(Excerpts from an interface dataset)
[Start of Attachment]

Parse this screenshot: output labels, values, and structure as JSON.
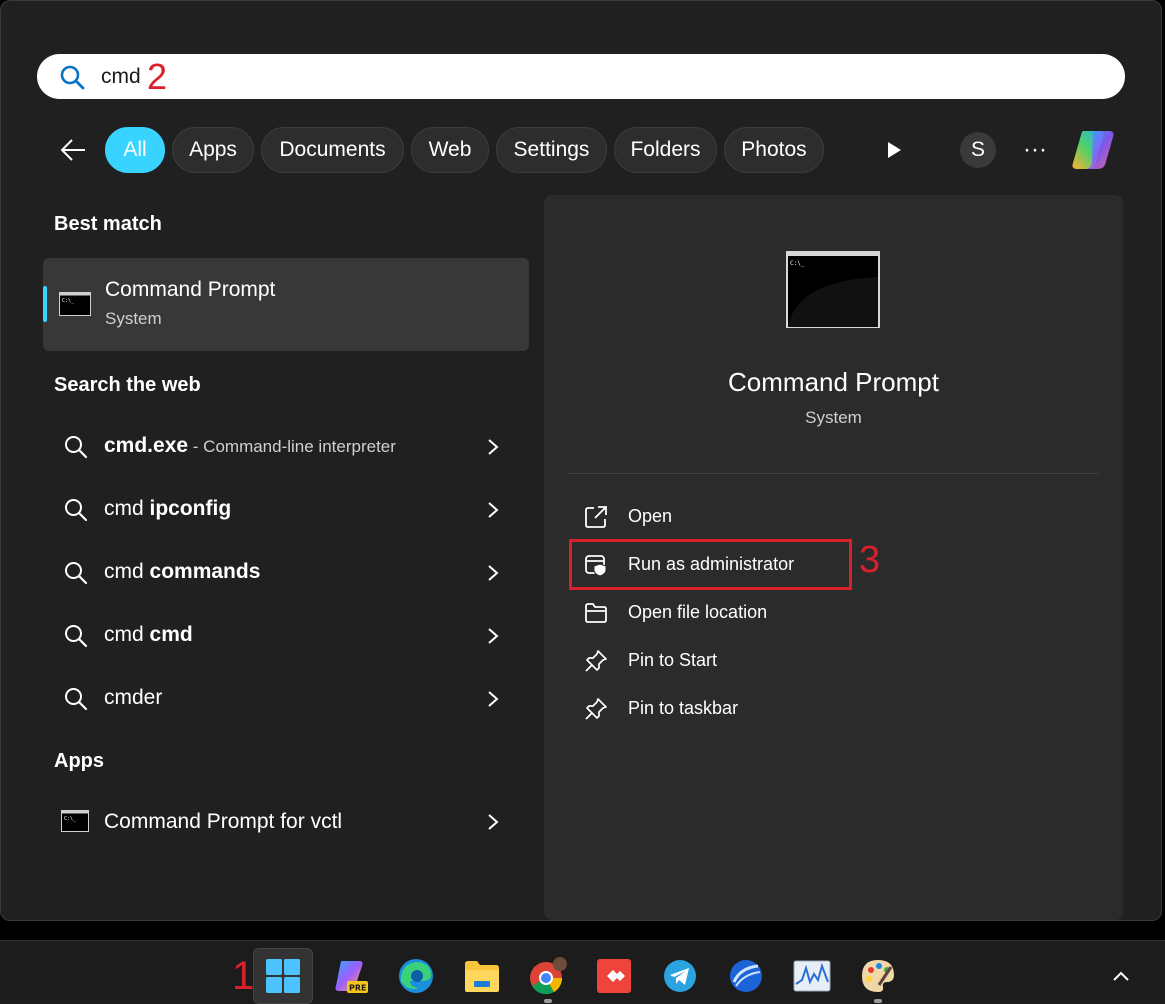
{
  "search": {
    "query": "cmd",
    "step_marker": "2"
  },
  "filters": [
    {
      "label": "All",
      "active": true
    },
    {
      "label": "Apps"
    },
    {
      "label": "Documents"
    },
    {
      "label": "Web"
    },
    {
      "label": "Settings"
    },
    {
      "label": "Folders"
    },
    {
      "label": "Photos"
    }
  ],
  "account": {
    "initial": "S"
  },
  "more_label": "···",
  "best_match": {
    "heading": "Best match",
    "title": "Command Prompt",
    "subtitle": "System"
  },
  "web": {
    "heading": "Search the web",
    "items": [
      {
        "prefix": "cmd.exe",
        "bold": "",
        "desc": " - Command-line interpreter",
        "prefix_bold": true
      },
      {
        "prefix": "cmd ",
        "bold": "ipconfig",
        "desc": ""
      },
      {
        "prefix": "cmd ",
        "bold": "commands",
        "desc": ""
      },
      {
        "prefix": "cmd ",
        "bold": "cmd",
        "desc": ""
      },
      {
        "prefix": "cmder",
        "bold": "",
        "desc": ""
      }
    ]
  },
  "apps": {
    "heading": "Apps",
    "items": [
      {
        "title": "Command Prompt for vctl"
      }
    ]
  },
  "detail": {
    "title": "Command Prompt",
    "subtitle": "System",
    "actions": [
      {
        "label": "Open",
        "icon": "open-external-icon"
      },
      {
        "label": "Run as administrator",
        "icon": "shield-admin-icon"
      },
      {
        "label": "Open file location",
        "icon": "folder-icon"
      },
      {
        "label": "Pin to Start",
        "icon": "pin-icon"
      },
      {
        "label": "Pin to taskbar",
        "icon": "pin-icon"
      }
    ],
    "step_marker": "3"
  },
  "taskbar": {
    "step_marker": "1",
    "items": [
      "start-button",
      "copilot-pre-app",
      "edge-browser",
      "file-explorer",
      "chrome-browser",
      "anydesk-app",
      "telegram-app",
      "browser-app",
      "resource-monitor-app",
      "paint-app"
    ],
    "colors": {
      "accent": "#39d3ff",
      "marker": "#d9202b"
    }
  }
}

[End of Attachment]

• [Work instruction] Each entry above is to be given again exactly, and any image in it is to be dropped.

• [Response below]
Parse this screenshot: output labels, values, and structure as JSON.
{
  "search": {
    "query": "cmd",
    "step_marker": "2"
  },
  "filters": [
    {
      "label": "All",
      "active": true
    },
    {
      "label": "Apps"
    },
    {
      "label": "Documents"
    },
    {
      "label": "Web"
    },
    {
      "label": "Settings"
    },
    {
      "label": "Folders"
    },
    {
      "label": "Photos"
    }
  ],
  "account": {
    "initial": "S"
  },
  "more_label": "···",
  "best_match": {
    "heading": "Best match",
    "title": "Command Prompt",
    "subtitle": "System"
  },
  "web": {
    "heading": "Search the web",
    "items": [
      {
        "prefix": "cmd.exe",
        "bold": "",
        "desc": " - Command-line interpreter",
        "prefix_bold": true
      },
      {
        "prefix": "cmd ",
        "bold": "ipconfig",
        "desc": ""
      },
      {
        "prefix": "cmd ",
        "bold": "commands",
        "desc": ""
      },
      {
        "prefix": "cmd ",
        "bold": "cmd",
        "desc": ""
      },
      {
        "prefix": "cmder",
        "bold": "",
        "desc": ""
      }
    ]
  },
  "apps": {
    "heading": "Apps",
    "items": [
      {
        "title": "Command Prompt for vctl"
      }
    ]
  },
  "detail": {
    "title": "Command Prompt",
    "subtitle": "System",
    "actions": [
      {
        "label": "Open",
        "icon": "open-external-icon"
      },
      {
        "label": "Run as administrator",
        "icon": "shield-admin-icon"
      },
      {
        "label": "Open file location",
        "icon": "folder-icon"
      },
      {
        "label": "Pin to Start",
        "icon": "pin-icon"
      },
      {
        "label": "Pin to taskbar",
        "icon": "pin-icon"
      }
    ],
    "step_marker": "3"
  },
  "taskbar": {
    "step_marker": "1",
    "items": [
      "start-button",
      "copilot-pre-app",
      "edge-browser",
      "file-explorer",
      "chrome-browser",
      "anydesk-app",
      "telegram-app",
      "browser-app",
      "resource-monitor-app",
      "paint-app"
    ],
    "colors": {
      "accent": "#39d3ff",
      "marker": "#d9202b"
    }
  }
}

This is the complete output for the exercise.